Wednesday, May 13, 2009
Swine Flu May Pose Problems for Pregnant Women. U.S. health officials said Tuesday that they're seeing some complications among pregnant women as the swine flu continues to spread across the country.
"Pregnant women are at higher risk of complications of influenza, whether it's the seasonal influenza or pandemics of the past. We are also seeing some severe complications in women with this year's novel H1N1 virus," Dr. Anne Schuchat, the U.S. Centers for Disease Control and Prevention's interim deputy director for science and public health program, said during an afternoon teleconference. The CDC is investigating 20 cases of pregnant women with the swine flu, several of whom experienced complications, Schuchat said.
Complications can include pneumonia, dehydration and premature birth. "It is very important that doctors who are caring for pregnant women they suspect may have influenza, that they issue prompt treatment with antiviral medicines," she said.
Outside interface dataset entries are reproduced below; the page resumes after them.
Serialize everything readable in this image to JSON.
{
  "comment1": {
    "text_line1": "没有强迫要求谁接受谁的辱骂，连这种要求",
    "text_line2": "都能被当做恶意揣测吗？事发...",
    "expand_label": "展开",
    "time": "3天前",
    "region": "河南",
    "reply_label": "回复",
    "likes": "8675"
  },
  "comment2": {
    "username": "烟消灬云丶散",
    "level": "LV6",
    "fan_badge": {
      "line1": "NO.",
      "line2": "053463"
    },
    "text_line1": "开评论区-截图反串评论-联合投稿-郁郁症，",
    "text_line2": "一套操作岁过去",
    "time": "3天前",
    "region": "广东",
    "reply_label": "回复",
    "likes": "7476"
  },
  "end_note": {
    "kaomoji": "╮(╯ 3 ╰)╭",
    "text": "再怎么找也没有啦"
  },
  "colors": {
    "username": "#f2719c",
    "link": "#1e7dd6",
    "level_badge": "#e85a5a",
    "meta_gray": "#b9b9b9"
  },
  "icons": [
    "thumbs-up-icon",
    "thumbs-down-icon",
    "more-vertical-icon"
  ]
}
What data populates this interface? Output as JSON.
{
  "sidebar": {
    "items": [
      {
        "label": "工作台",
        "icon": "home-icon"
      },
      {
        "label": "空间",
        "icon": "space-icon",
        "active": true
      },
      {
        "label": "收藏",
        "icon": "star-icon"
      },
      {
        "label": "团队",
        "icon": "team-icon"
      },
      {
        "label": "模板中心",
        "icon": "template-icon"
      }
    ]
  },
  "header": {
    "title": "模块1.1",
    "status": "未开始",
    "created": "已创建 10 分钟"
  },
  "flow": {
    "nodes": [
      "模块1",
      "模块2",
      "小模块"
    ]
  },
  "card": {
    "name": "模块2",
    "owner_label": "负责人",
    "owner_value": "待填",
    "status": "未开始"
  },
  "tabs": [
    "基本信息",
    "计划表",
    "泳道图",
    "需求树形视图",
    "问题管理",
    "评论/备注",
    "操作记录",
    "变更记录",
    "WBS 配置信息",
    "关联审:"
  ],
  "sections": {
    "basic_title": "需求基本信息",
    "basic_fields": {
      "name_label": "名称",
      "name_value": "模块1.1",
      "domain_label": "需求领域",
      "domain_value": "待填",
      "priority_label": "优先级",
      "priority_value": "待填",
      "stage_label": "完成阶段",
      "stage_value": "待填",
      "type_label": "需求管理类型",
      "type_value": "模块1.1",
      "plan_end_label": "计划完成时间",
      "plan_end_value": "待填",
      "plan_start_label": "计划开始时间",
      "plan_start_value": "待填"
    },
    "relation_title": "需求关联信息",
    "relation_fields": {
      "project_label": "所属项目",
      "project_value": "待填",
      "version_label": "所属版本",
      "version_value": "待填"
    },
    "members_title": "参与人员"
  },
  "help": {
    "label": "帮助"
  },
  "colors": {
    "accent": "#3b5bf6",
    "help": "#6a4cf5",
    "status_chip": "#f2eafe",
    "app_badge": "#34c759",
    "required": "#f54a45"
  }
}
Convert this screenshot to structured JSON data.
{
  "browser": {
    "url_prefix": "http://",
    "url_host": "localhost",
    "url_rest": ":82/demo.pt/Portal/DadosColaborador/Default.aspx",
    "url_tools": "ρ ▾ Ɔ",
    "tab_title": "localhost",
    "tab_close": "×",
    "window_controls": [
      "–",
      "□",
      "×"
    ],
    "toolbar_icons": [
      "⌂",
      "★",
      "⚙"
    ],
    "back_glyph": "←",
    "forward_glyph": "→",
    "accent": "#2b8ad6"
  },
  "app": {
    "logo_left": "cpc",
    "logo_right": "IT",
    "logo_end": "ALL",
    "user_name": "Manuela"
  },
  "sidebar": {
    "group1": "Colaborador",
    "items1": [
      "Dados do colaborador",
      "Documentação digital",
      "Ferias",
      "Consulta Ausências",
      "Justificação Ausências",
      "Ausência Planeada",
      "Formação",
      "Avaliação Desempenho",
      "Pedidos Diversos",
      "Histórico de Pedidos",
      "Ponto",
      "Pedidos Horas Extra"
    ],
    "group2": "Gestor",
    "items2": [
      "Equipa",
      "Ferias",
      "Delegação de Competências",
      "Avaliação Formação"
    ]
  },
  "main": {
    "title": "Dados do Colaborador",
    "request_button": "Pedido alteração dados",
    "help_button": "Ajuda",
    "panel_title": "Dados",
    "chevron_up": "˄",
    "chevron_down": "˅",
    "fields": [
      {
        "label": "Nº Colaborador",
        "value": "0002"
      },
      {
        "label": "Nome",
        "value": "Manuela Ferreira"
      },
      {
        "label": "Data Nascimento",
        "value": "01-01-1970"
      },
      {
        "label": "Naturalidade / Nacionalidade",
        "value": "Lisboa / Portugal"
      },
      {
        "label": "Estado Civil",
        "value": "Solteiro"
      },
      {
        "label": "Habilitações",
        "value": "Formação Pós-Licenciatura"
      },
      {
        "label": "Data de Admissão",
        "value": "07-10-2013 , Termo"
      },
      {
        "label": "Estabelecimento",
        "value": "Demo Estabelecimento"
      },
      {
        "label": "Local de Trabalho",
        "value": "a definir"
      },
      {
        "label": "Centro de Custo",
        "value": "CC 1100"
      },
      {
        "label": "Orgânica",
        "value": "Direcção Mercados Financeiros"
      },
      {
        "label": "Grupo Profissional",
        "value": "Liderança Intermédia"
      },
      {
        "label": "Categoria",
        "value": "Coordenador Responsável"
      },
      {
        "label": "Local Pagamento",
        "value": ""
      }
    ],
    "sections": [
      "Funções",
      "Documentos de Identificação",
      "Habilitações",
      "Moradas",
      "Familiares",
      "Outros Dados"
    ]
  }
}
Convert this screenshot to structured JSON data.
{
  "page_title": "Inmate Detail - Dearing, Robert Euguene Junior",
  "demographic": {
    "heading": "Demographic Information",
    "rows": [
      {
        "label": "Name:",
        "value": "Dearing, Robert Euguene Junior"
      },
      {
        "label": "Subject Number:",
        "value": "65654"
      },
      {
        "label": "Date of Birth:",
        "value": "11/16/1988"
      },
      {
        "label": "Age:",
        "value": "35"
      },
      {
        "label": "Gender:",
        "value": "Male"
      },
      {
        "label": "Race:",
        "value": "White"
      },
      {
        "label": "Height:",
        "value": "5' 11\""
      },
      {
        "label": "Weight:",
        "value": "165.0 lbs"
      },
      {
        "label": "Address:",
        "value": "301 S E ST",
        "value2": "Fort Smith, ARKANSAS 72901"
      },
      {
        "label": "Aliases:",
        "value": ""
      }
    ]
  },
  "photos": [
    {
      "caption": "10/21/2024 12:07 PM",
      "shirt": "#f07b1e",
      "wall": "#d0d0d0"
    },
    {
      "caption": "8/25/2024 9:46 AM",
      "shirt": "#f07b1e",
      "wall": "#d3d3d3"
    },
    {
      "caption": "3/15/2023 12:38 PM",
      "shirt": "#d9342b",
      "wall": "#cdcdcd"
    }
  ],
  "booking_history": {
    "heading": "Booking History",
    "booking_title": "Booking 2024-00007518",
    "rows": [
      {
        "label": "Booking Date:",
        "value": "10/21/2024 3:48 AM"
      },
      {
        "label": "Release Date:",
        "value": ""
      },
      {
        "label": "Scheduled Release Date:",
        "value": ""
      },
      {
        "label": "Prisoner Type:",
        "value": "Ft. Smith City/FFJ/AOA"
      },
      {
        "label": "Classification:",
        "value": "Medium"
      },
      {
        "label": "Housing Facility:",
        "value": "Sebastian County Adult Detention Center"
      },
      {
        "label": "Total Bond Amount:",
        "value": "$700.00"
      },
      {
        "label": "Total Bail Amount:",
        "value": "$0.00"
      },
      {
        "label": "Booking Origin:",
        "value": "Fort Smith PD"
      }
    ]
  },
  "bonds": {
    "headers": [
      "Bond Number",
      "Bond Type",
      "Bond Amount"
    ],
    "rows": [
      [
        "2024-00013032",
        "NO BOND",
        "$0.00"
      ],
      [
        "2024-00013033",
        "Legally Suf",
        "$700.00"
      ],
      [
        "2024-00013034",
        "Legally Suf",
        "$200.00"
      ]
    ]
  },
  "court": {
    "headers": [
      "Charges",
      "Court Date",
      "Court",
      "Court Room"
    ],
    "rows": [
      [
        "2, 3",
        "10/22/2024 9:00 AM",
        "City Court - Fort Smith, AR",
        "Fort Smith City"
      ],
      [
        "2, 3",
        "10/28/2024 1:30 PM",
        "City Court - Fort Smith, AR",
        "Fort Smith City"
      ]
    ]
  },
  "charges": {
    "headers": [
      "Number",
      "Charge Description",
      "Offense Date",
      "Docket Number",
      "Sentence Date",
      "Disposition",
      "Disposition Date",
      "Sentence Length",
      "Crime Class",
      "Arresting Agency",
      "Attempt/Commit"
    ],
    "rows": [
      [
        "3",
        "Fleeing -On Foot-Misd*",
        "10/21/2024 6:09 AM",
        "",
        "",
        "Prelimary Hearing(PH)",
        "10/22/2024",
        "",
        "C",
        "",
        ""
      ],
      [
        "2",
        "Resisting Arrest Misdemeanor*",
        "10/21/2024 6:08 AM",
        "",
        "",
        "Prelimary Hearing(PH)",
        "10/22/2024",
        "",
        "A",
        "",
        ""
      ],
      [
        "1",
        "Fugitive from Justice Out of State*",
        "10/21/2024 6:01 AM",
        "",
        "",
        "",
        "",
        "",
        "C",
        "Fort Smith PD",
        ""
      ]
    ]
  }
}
Doctors can be reluctant to treat pregnant women with antiviral drugs such as Tamiflu and Relenza, and pregnant women may be reluctant to take them out of fear that they may pose a risk during pregnancy.
Experts who have looked into this situation strongly say that the benefits of using antiviral drugs to treat influenza in a pregnant woman outweigh the theoretical concerns about the drugs.